> Exercise prompt
Retype each entry exactly. Skip any pictures.

Data about app and page elements

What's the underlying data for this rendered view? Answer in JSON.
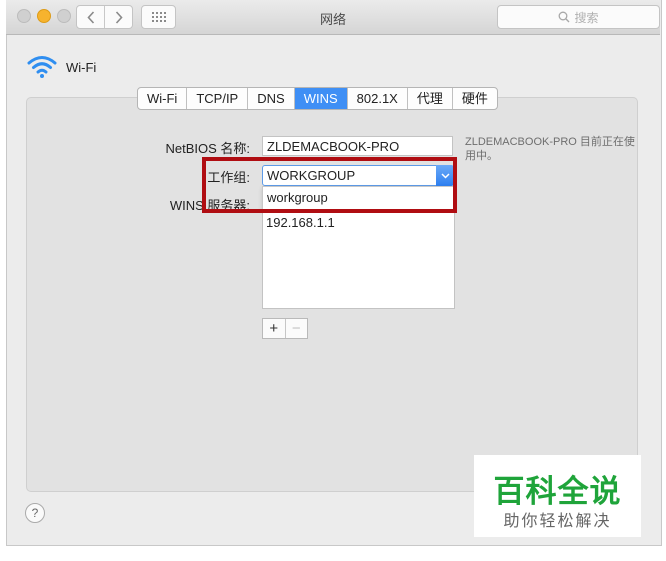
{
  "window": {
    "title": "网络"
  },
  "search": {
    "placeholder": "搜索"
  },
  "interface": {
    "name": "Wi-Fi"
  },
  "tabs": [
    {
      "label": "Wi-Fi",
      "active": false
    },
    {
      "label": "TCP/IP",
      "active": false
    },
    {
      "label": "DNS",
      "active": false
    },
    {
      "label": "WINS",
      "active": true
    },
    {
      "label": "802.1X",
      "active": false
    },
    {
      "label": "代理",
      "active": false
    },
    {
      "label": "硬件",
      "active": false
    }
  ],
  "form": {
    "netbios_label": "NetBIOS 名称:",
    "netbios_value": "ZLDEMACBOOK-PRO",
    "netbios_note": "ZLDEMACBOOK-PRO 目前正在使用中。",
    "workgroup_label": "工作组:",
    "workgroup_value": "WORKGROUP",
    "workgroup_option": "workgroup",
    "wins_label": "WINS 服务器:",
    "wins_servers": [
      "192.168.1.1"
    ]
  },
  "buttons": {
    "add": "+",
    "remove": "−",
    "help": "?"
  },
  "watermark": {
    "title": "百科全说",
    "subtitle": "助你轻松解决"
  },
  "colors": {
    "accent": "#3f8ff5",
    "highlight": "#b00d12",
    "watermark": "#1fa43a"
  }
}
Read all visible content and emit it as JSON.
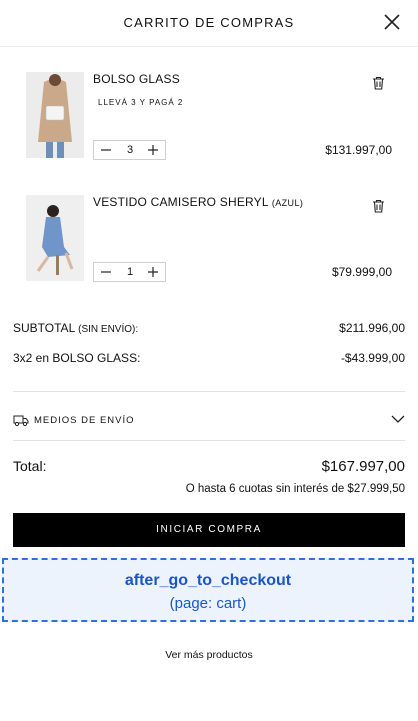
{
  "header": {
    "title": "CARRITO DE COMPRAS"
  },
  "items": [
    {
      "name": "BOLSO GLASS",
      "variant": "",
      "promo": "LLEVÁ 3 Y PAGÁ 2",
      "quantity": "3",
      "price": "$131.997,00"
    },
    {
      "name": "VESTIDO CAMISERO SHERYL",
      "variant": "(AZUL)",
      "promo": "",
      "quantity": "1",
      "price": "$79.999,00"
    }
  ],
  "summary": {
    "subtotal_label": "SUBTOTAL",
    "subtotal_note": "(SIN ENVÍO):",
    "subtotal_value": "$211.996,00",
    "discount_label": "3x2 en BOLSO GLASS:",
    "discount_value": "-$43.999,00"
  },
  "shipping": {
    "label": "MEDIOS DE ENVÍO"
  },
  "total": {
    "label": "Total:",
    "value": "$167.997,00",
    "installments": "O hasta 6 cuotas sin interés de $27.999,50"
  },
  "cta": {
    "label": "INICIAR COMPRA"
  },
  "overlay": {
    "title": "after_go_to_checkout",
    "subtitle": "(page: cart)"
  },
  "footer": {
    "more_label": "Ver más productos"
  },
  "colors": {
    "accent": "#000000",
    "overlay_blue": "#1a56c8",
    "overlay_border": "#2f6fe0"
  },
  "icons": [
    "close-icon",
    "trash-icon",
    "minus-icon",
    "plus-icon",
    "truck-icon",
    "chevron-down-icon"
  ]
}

> Your solution
What's the underlying data for this rendered view? Answer in JSON.
{
  "window": {
    "title": "网络"
  },
  "search": {
    "placeholder": "搜索"
  },
  "interface": {
    "name": "Wi-Fi"
  },
  "tabs": [
    {
      "label": "Wi-Fi",
      "active": false
    },
    {
      "label": "TCP/IP",
      "active": false
    },
    {
      "label": "DNS",
      "active": false
    },
    {
      "label": "WINS",
      "active": true
    },
    {
      "label": "802.1X",
      "active": false
    },
    {
      "label": "代理",
      "active": false
    },
    {
      "label": "硬件",
      "active": false
    }
  ],
  "form": {
    "netbios_label": "NetBIOS 名称:",
    "netbios_value": "ZLDEMACBOOK-PRO",
    "netbios_note": "ZLDEMACBOOK-PRO 目前正在使用中。",
    "workgroup_label": "工作组:",
    "workgroup_value": "WORKGROUP",
    "workgroup_option": "workgroup",
    "wins_label": "WINS 服务器:",
    "wins_servers": [
      "192.168.1.1"
    ]
  },
  "buttons": {
    "add": "+",
    "remove": "−",
    "help": "?"
  },
  "watermark": {
    "title": "百科全说",
    "subtitle": "助你轻松解决"
  },
  "colors": {
    "accent": "#3f8ff5",
    "highlight": "#b00d12",
    "watermark": "#1fa43a"
  }
}
Read all visible content and emit it as JSON.
{
  "header": {
    "title": "CARRITO DE COMPRAS"
  },
  "items": [
    {
      "name": "BOLSO GLASS",
      "variant": "",
      "promo": "LLEVÁ 3 Y PAGÁ 2",
      "quantity": "3",
      "price": "$131.997,00"
    },
    {
      "name": "VESTIDO CAMISERO SHERYL",
      "variant": "(AZUL)",
      "promo": "",
      "quantity": "1",
      "price": "$79.999,00"
    }
  ],
  "summary": {
    "subtotal_label": "SUBTOTAL",
    "subtotal_note": "(SIN ENVÍO):",
    "subtotal_value": "$211.996,00",
    "discount_label": "3x2 en BOLSO GLASS:",
    "discount_value": "-$43.999,00"
  },
  "shipping": {
    "label": "MEDIOS DE ENVÍO"
  },
  "total": {
    "label": "Total:",
    "value": "$167.997,00",
    "installments": "O hasta 6 cuotas sin interés de $27.999,50"
  },
  "cta": {
    "label": "INICIAR COMPRA"
  },
  "overlay": {
    "title": "after_go_to_checkout",
    "subtitle": "(page: cart)"
  },
  "footer": {
    "more_label": "Ver más productos"
  },
  "colors": {
    "accent": "#000000",
    "overlay_blue": "#1a56c8",
    "overlay_border": "#2f6fe0"
  },
  "icons": [
    "close-icon",
    "trash-icon",
    "minus-icon",
    "plus-icon",
    "truck-icon",
    "chevron-down-icon"
  ]
}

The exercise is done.